### Task objective
Write out the listing below without alteration, omitting its pictures.

### Provided data
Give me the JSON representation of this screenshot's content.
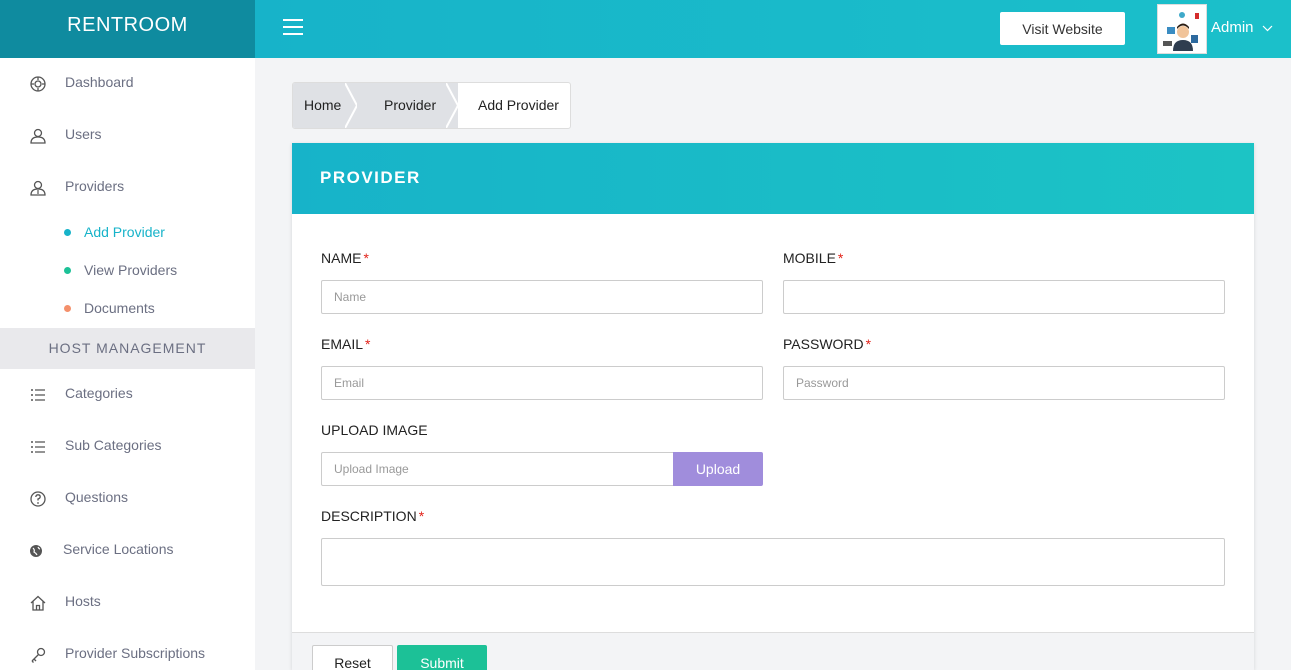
{
  "app": {
    "brand": "RENTROOM"
  },
  "topbar": {
    "visit_label": "Visit Website",
    "admin_label": "Admin"
  },
  "sidebar": {
    "items": [
      {
        "label": "Dashboard",
        "icon": "dashboard-icon"
      },
      {
        "label": "Users",
        "icon": "user-icon"
      },
      {
        "label": "Providers",
        "icon": "providers-icon"
      }
    ],
    "sub_items": [
      {
        "label": "Add Provider",
        "color": "#17b3c9",
        "active": true
      },
      {
        "label": "View Providers",
        "color": "#1cc197",
        "active": false
      },
      {
        "label": "Documents",
        "color": "#f4906b",
        "active": false
      }
    ],
    "section_header": "HOST MANAGEMENT",
    "host_items": [
      {
        "label": "Categories",
        "icon": "list-icon"
      },
      {
        "label": "Sub Categories",
        "icon": "list-icon"
      },
      {
        "label": "Questions",
        "icon": "question-icon"
      },
      {
        "label": "Service Locations",
        "icon": "globe-icon"
      },
      {
        "label": "Hosts",
        "icon": "home-icon"
      },
      {
        "label": "Provider Subscriptions",
        "icon": "key-icon"
      }
    ]
  },
  "breadcrumb": {
    "items": [
      "Home",
      "Provider",
      "Add Provider"
    ]
  },
  "form": {
    "title": "PROVIDER",
    "name_label": "NAME",
    "name_placeholder": "Name",
    "mobile_label": "MOBILE",
    "mobile_placeholder": "",
    "email_label": "EMAIL",
    "email_placeholder": "Email",
    "password_label": "PASSWORD",
    "password_placeholder": "Password",
    "upload_label": "UPLOAD IMAGE",
    "upload_placeholder": "Upload Image",
    "upload_button": "Upload",
    "description_label": "DESCRIPTION",
    "required_mark": "*",
    "reset_label": "Reset",
    "submit_label": "Submit"
  },
  "colors": {
    "accent": "#17b3c9",
    "brand_bg": "#0f8b9f",
    "upload_btn": "#a08ddc",
    "submit_btn": "#1cc197",
    "required": "#e2231a"
  }
}
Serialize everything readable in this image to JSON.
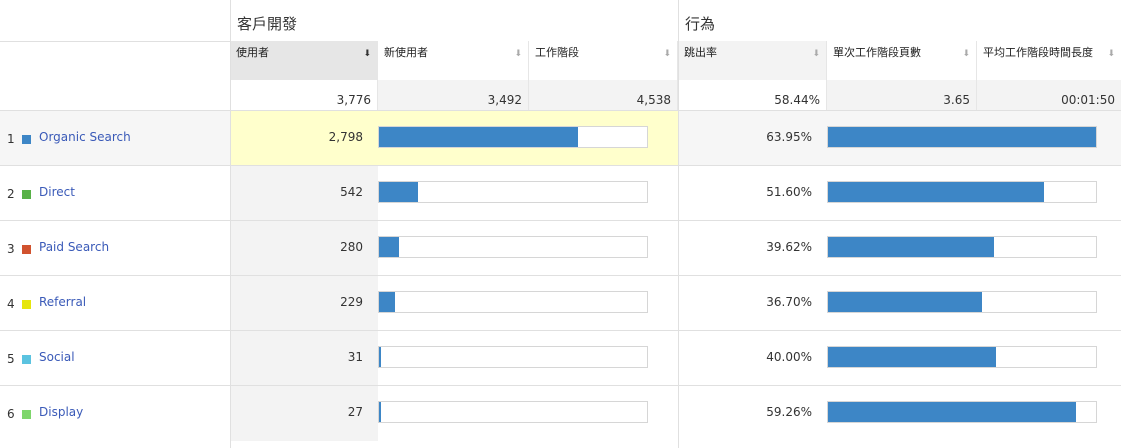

### Answer to this problem
Give me the JSON representation of this screenshot's content.
{
  "app": {
    "brand": "RENTROOM"
  },
  "topbar": {
    "visit_label": "Visit Website",
    "admin_label": "Admin"
  },
  "sidebar": {
    "items": [
      {
        "label": "Dashboard",
        "icon": "dashboard-icon"
      },
      {
        "label": "Users",
        "icon": "user-icon"
      },
      {
        "label": "Providers",
        "icon": "providers-icon"
      }
    ],
    "sub_items": [
      {
        "label": "Add Provider",
        "color": "#17b3c9",
        "active": true
      },
      {
        "label": "View Providers",
        "color": "#1cc197",
        "active": false
      },
      {
        "label": "Documents",
        "color": "#f4906b",
        "active": false
      }
    ],
    "section_header": "HOST MANAGEMENT",
    "host_items": [
      {
        "label": "Categories",
        "icon": "list-icon"
      },
      {
        "label": "Sub Categories",
        "icon": "list-icon"
      },
      {
        "label": "Questions",
        "icon": "question-icon"
      },
      {
        "label": "Service Locations",
        "icon": "globe-icon"
      },
      {
        "label": "Hosts",
        "icon": "home-icon"
      },
      {
        "label": "Provider Subscriptions",
        "icon": "key-icon"
      }
    ]
  },
  "breadcrumb": {
    "items": [
      "Home",
      "Provider",
      "Add Provider"
    ]
  },
  "form": {
    "title": "PROVIDER",
    "name_label": "NAME",
    "name_placeholder": "Name",
    "mobile_label": "MOBILE",
    "mobile_placeholder": "",
    "email_label": "EMAIL",
    "email_placeholder": "Email",
    "password_label": "PASSWORD",
    "password_placeholder": "Password",
    "upload_label": "UPLOAD IMAGE",
    "upload_placeholder": "Upload Image",
    "upload_button": "Upload",
    "description_label": "DESCRIPTION",
    "required_mark": "*",
    "reset_label": "Reset",
    "submit_label": "Submit"
  },
  "colors": {
    "accent": "#17b3c9",
    "brand_bg": "#0f8b9f",
    "upload_btn": "#a08ddc",
    "submit_btn": "#1cc197",
    "required": "#e2231a"
  }
}
Serialize everything readable in this image to JSON.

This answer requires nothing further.